What you have to do: Examine the entries and show every line in which the word "Microsoft" is found.

Records supplied:
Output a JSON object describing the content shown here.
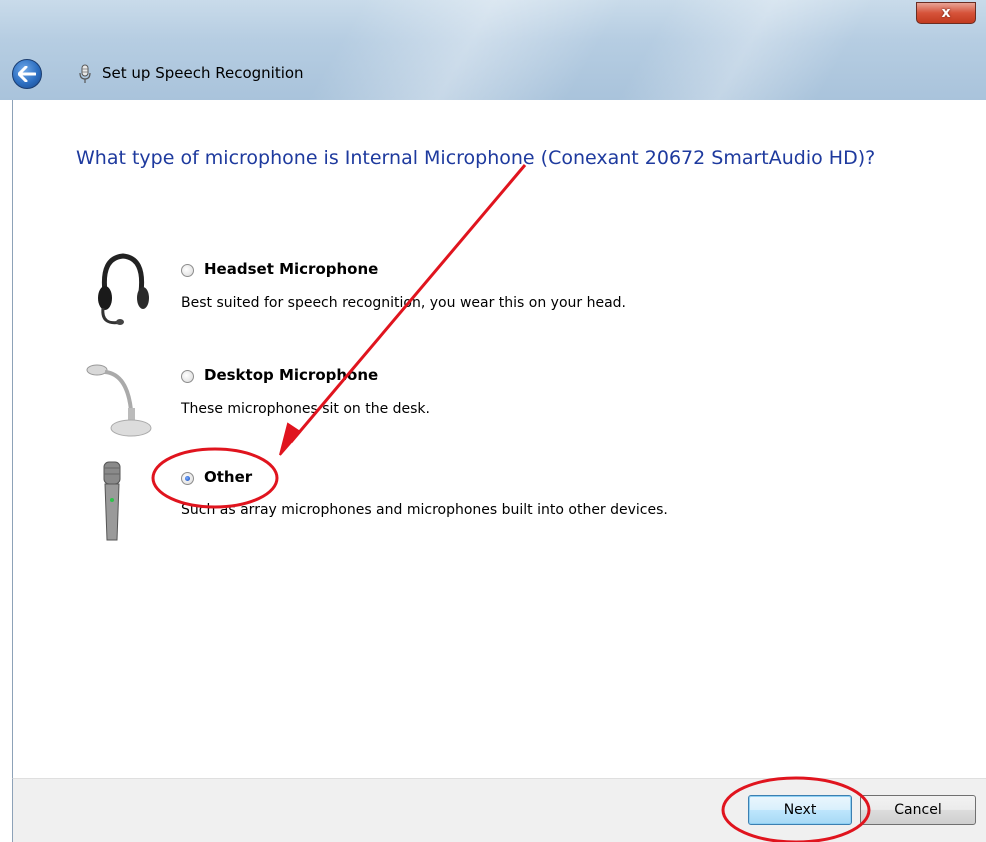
{
  "window": {
    "title": "Set up Speech Recognition",
    "close_glyph": "x"
  },
  "heading": "What type of microphone is Internal Microphone (Conexant 20672 SmartAudio HD)?",
  "options": [
    {
      "label": "Headset Microphone",
      "description": "Best suited for speech recognition, you wear this on your head.",
      "icon": "headset-icon",
      "selected": false
    },
    {
      "label": "Desktop Microphone",
      "description": "These microphones sit on the desk.",
      "icon": "desktop-microphone-icon",
      "selected": false
    },
    {
      "label": "Other",
      "description": "Such as array microphones and microphones built into other devices.",
      "icon": "handheld-microphone-icon",
      "selected": true
    }
  ],
  "buttons": {
    "next": "Next",
    "cancel": "Cancel"
  },
  "colors": {
    "heading": "#1e3a9e",
    "annotation": "#e0141e",
    "footer": "#f0f0f0"
  }
}
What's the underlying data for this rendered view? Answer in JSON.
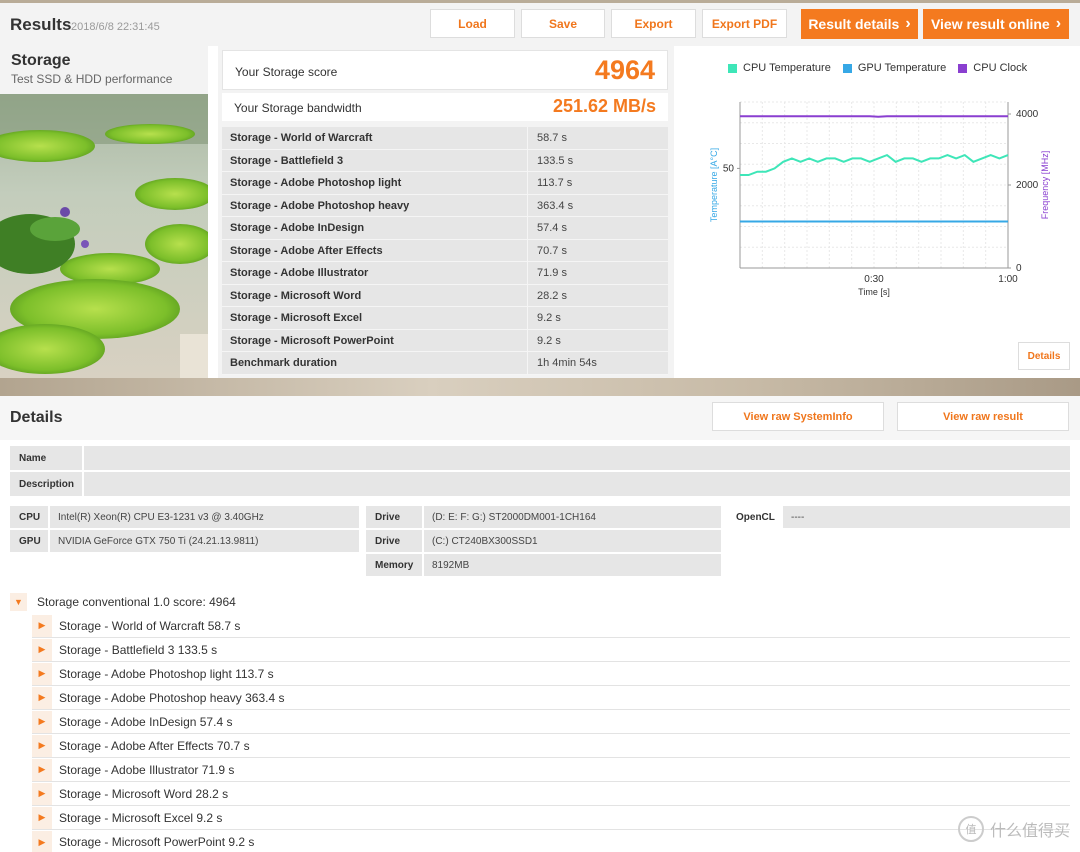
{
  "header": {
    "title": "Results",
    "date": "2018/6/8 22:31:45",
    "buttons": {
      "load": "Load",
      "save": "Save",
      "export": "Export",
      "export_pdf": "Export PDF"
    },
    "result_details": "Result details",
    "view_online": "View result online"
  },
  "storage": {
    "name": "Storage",
    "subtitle": "Test SSD & HDD performance"
  },
  "score": {
    "score_label": "Your Storage score",
    "score_value": "4964",
    "bandwidth_label": "Your Storage bandwidth",
    "bandwidth_value": "251.62 MB/s",
    "rows": [
      {
        "k": "Storage - World of Warcraft",
        "v": "58.7 s"
      },
      {
        "k": "Storage - Battlefield 3",
        "v": "133.5 s"
      },
      {
        "k": "Storage - Adobe Photoshop light",
        "v": "113.7 s"
      },
      {
        "k": "Storage - Adobe Photoshop heavy",
        "v": "363.4 s"
      },
      {
        "k": "Storage - Adobe InDesign",
        "v": "57.4 s"
      },
      {
        "k": "Storage - Adobe After Effects",
        "v": "70.7 s"
      },
      {
        "k": "Storage - Adobe Illustrator",
        "v": "71.9 s"
      },
      {
        "k": "Storage - Microsoft Word",
        "v": "28.2 s"
      },
      {
        "k": "Storage - Microsoft Excel",
        "v": "9.2 s"
      },
      {
        "k": "Storage - Microsoft PowerPoint",
        "v": "9.2 s"
      },
      {
        "k": "Benchmark duration",
        "v": "1h 4min 54s"
      }
    ]
  },
  "chart": {
    "details_button": "Details",
    "colors": {
      "cpu_temp": "#3ee6b8",
      "gpu_temp": "#36a8e6",
      "cpu_clock": "#8a3fd0"
    }
  },
  "chart_data": {
    "type": "line",
    "xlabel": "Time [s]",
    "ylabel": "Temperature [A°C]",
    "y2label": "Frequency [MHz]",
    "x_ticks": [
      "0:30",
      "1:00"
    ],
    "xlim": [
      0,
      60
    ],
    "y_ticks": [
      "50"
    ],
    "y2_ticks": [
      "4000",
      "2000",
      "0"
    ],
    "y2lim": [
      0,
      4000
    ],
    "grid": true,
    "legend": "top",
    "series": [
      {
        "name": "CPU Temperature",
        "axis": "left",
        "values": [
          48,
          48,
          49,
          49,
          50,
          52,
          53,
          52,
          53,
          52,
          53,
          53,
          52,
          53,
          53,
          52,
          53,
          54,
          52,
          53,
          53,
          52,
          53,
          53,
          54,
          53,
          54,
          52,
          53,
          54,
          53,
          54
        ]
      },
      {
        "name": "GPU Temperature",
        "axis": "left",
        "values": [
          34,
          34,
          34,
          34,
          34,
          34,
          34,
          34,
          34,
          34,
          34,
          34,
          34,
          34,
          34,
          34,
          34,
          34,
          34,
          34,
          34,
          34,
          34,
          34,
          34,
          34,
          34,
          34,
          34,
          34,
          34,
          34
        ]
      },
      {
        "name": "CPU Clock",
        "axis": "right",
        "values": [
          3800,
          3800,
          3800,
          3800,
          3800,
          3800,
          3800,
          3800,
          3800,
          3800,
          3800,
          3800,
          3800,
          3800,
          3800,
          3800,
          3790,
          3800,
          3800,
          3800,
          3800,
          3800,
          3800,
          3800,
          3800,
          3800,
          3800,
          3800,
          3800,
          3800,
          3800,
          3800
        ]
      }
    ]
  },
  "details": {
    "title": "Details",
    "view_sysinfo": "View raw SystemInfo",
    "view_result": "View raw result",
    "name_label": "Name",
    "description_label": "Description",
    "cpu_label": "CPU",
    "cpu_value": "Intel(R) Xeon(R) CPU E3-1231 v3 @ 3.40GHz",
    "gpu_label": "GPU",
    "gpu_value": "NVIDIA GeForce GTX 750 Ti (24.21.13.9811)",
    "drive_label": "Drive",
    "drive1_value": "(D: E: F: G:) ST2000DM001-1CH164",
    "drive2_value": "(C:) CT240BX300SSD1",
    "memory_label": "Memory",
    "memory_value": "8192MB",
    "opencl_label": "OpenCL",
    "opencl_value": "----"
  },
  "tree": {
    "root": "Storage conventional 1.0 score: 4964",
    "items": [
      "Storage - World of Warcraft 58.7 s",
      "Storage - Battlefield 3 133.5 s",
      "Storage - Adobe Photoshop light 113.7 s",
      "Storage - Adobe Photoshop heavy 363.4 s",
      "Storage - Adobe InDesign 57.4 s",
      "Storage - Adobe After Effects 70.7 s",
      "Storage - Adobe Illustrator 71.9 s",
      "Storage - Microsoft Word 28.2 s",
      "Storage - Microsoft Excel 9.2 s",
      "Storage - Microsoft PowerPoint 9.2 s"
    ]
  },
  "watermark": "什么值得买",
  "watermark_icon": "值"
}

Result for this task:
        "k": "Storage - Microsoft Word",
        "k": "Storage - Microsoft Excel",
        "k": "Storage - Microsoft PowerPoint",
      "Storage - Microsoft Word 28.2 s",
      "Storage - Microsoft Excel 9.2 s",
      "Storage - Microsoft PowerPoint 9.2 s"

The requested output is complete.